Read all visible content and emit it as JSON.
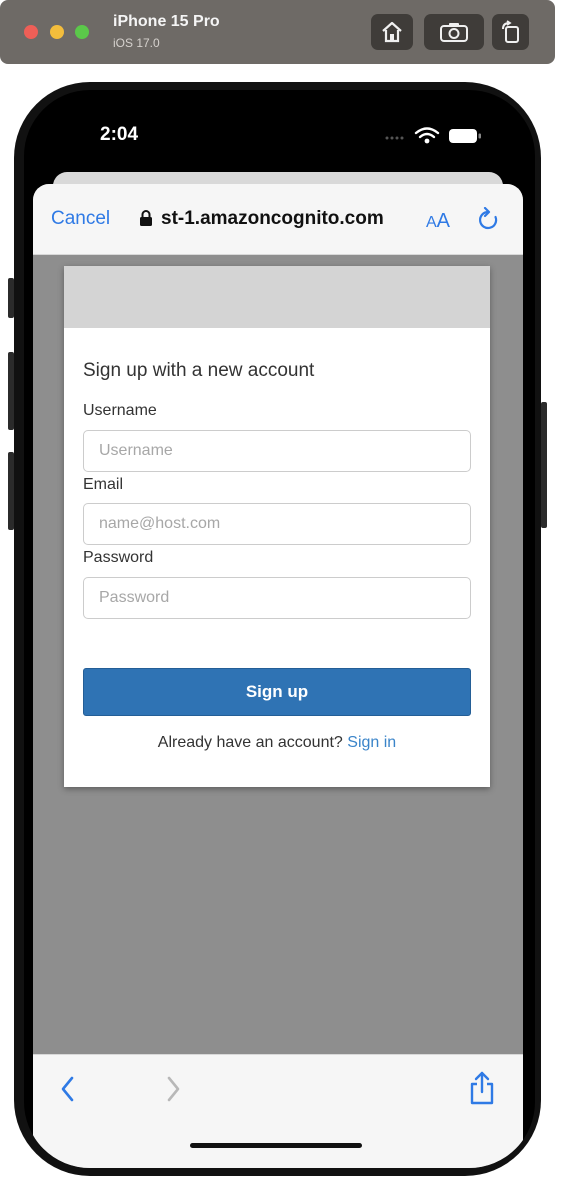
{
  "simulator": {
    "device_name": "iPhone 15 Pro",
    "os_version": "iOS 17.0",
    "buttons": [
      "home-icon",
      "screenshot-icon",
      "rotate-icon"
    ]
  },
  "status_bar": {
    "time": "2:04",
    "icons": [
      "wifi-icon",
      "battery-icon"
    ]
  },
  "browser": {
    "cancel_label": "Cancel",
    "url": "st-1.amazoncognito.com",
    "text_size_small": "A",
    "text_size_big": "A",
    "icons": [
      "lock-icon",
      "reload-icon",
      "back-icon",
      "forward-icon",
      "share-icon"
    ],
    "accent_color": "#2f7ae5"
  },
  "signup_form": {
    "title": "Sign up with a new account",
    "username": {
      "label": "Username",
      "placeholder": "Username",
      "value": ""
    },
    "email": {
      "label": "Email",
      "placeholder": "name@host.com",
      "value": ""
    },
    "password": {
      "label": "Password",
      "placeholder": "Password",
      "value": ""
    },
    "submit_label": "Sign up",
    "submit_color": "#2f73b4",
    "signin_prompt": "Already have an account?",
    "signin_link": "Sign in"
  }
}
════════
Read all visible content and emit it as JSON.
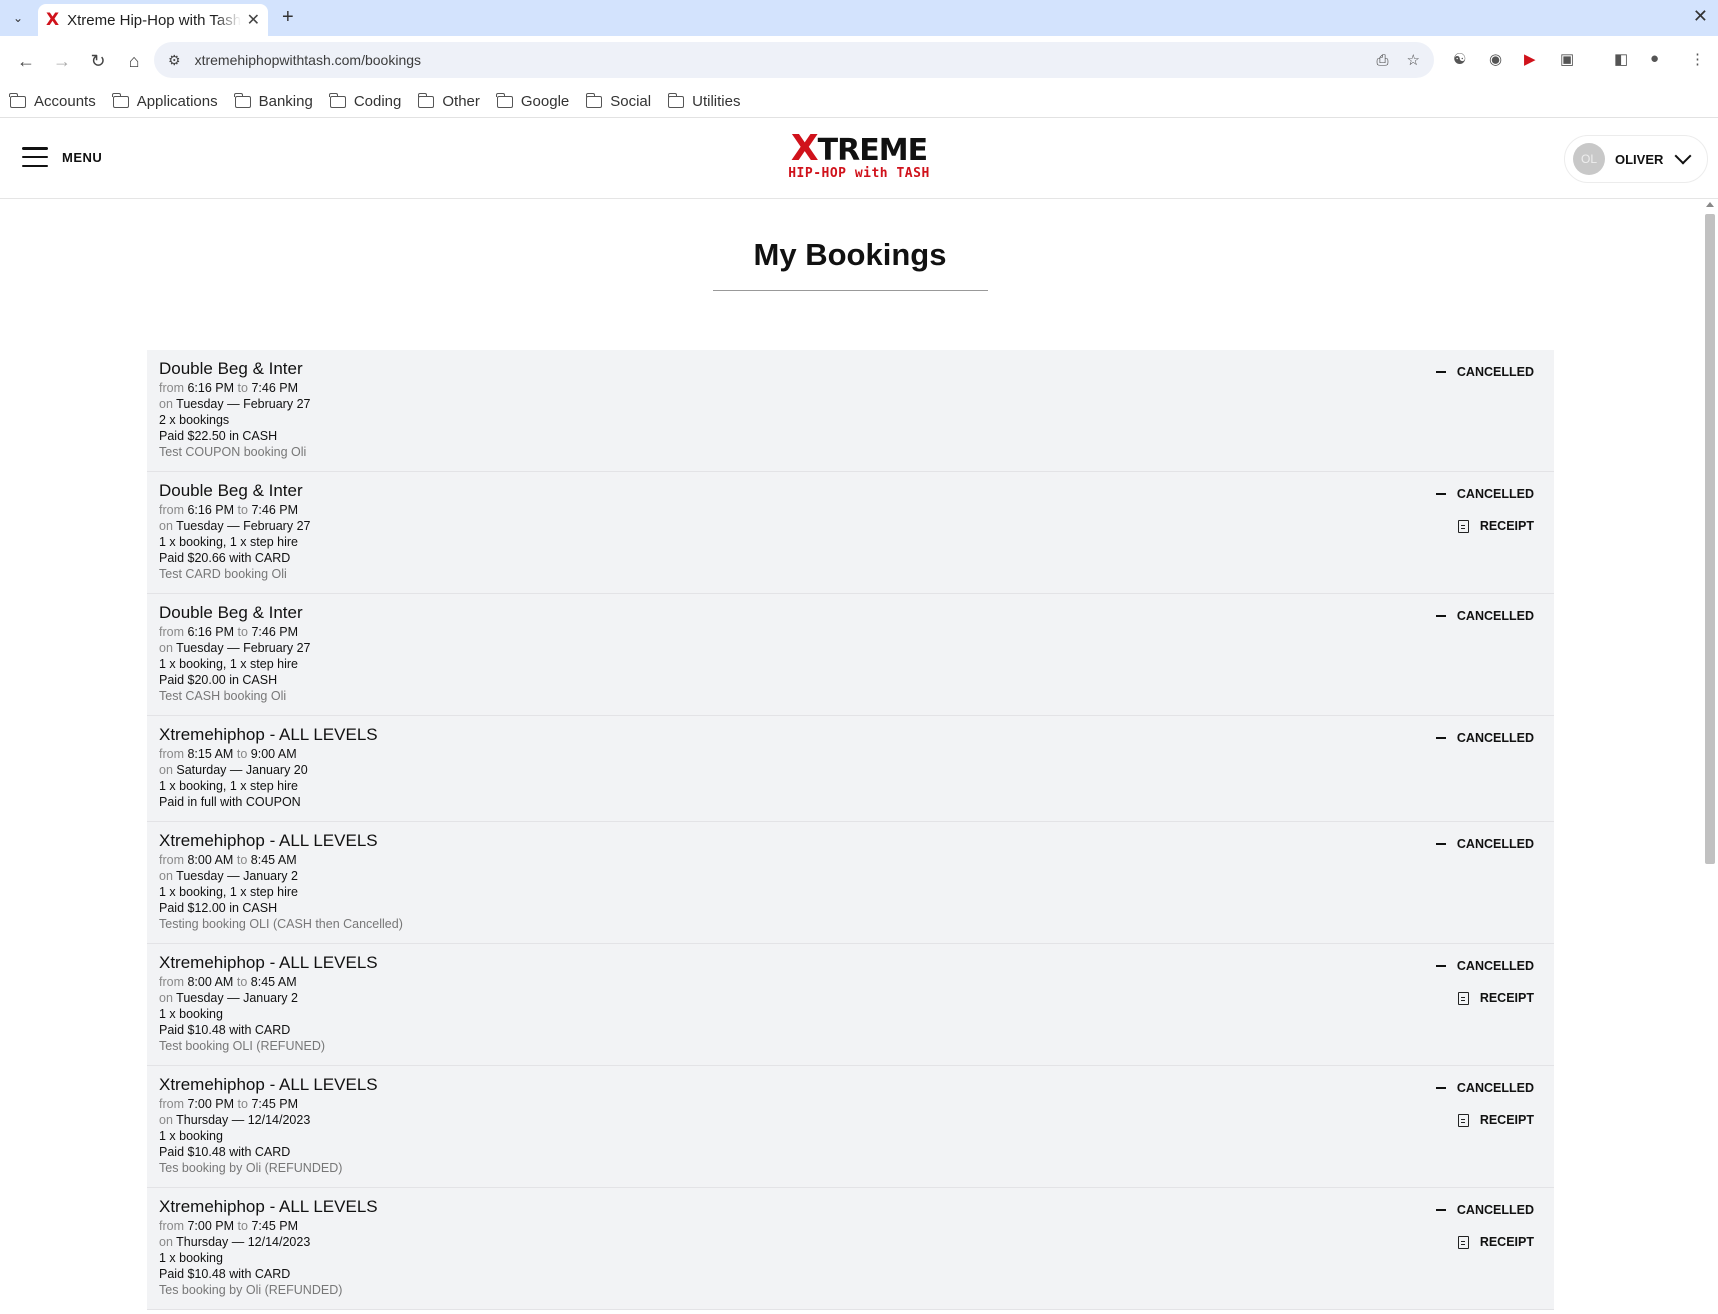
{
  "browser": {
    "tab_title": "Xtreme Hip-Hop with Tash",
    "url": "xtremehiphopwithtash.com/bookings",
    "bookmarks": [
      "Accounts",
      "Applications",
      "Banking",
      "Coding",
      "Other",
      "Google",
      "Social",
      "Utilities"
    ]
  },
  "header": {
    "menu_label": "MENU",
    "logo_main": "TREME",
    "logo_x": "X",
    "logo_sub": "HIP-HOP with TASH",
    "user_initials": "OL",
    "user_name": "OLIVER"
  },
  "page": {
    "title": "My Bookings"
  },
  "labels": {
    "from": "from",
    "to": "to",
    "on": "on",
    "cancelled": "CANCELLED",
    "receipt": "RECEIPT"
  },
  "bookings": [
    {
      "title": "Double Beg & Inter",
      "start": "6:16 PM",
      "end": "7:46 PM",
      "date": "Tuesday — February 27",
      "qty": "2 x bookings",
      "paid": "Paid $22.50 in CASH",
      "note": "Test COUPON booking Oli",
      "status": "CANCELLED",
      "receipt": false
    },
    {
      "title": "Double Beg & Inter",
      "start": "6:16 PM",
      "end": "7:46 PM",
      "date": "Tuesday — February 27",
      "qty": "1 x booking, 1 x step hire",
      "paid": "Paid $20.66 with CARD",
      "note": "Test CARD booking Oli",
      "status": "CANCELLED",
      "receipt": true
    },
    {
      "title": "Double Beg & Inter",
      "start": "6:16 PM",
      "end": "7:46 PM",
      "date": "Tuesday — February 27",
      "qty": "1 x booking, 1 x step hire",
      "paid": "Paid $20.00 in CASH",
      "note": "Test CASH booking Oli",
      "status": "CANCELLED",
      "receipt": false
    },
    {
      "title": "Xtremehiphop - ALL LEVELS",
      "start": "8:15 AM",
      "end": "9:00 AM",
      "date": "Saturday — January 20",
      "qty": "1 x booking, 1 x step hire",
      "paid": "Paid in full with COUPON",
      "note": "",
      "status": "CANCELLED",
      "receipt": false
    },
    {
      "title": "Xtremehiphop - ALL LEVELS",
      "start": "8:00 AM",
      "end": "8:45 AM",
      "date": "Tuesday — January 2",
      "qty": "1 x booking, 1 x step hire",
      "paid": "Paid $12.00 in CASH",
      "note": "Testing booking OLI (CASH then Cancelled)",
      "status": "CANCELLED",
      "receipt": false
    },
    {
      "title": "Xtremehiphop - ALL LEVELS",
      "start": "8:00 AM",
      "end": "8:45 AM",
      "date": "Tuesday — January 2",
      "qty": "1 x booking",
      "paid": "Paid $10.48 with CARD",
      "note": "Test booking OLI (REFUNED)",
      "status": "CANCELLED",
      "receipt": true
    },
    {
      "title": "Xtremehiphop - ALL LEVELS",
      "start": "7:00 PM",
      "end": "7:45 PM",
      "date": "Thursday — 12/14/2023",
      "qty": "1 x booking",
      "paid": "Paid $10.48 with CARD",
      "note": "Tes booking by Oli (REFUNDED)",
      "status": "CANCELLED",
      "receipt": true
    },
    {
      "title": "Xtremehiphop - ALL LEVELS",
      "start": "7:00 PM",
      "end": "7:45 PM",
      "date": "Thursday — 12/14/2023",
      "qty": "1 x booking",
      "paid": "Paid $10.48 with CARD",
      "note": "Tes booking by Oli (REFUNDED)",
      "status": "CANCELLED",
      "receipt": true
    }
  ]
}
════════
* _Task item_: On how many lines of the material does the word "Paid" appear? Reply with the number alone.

* _Answer space_: 8